* **WHAT YOU NEED TO DO**: If a line in the listing below includes the word "Beschriftung", pick it out.

* **DATA TO PROCESS**:
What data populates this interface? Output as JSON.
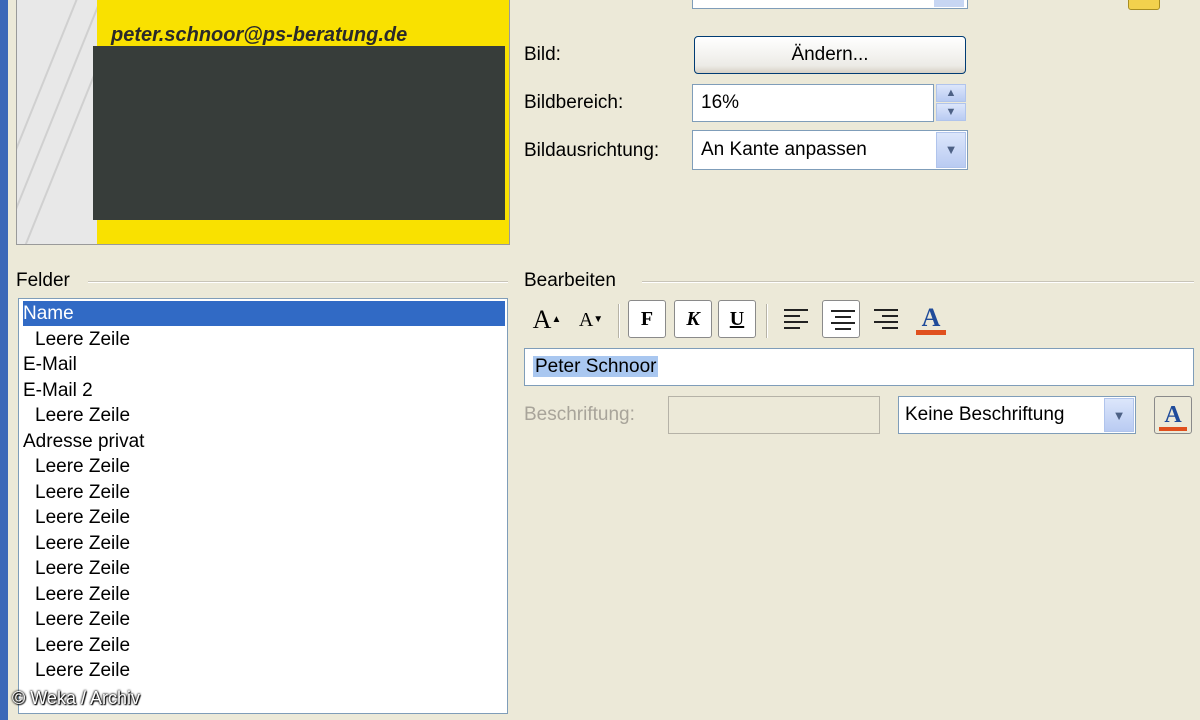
{
  "card": {
    "email": "peter.schnoor@ps-beratung.de"
  },
  "picture": {
    "label": "Bild:",
    "change_button": "Ändern...",
    "zoom_label": "Bildbereich:",
    "zoom_value": "16%",
    "align_label": "Bildausrichtung:",
    "align_value": "An Kante anpassen"
  },
  "fields": {
    "title": "Felder",
    "items": [
      {
        "label": "Name",
        "indent": false,
        "selected": true
      },
      {
        "label": "Leere Zeile",
        "indent": true
      },
      {
        "label": "E-Mail",
        "indent": false
      },
      {
        "label": "E-Mail 2",
        "indent": false
      },
      {
        "label": "Leere Zeile",
        "indent": true
      },
      {
        "label": "Adresse privat",
        "indent": false
      },
      {
        "label": "Leere Zeile",
        "indent": true
      },
      {
        "label": "Leere Zeile",
        "indent": true
      },
      {
        "label": "Leere Zeile",
        "indent": true
      },
      {
        "label": "Leere Zeile",
        "indent": true
      },
      {
        "label": "Leere Zeile",
        "indent": true
      },
      {
        "label": "Leere Zeile",
        "indent": true
      },
      {
        "label": "Leere Zeile",
        "indent": true
      },
      {
        "label": "Leere Zeile",
        "indent": true
      },
      {
        "label": "Leere Zeile",
        "indent": true
      }
    ]
  },
  "edit": {
    "title": "Bearbeiten",
    "toolbar": {
      "grow_font": "A",
      "shrink_font": "A",
      "bold": "F",
      "italic": "K",
      "underline": "U",
      "font_color": "A"
    },
    "value": "Peter Schnoor",
    "caption_label": "Beschriftung:",
    "caption_value": "",
    "caption_mode": "Keine Beschriftung"
  },
  "copyright": "© Weka / Archiv",
  "colors": {
    "selection": "#316ac5",
    "card_yellow": "#f9e100",
    "card_dark": "#373d3a",
    "font_color_underline": "#e0501e"
  }
}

* **ANSWER TO THE EXERCISE**:
    "caption_label": "Beschriftung:",
    "caption_mode": "Keine Beschriftung"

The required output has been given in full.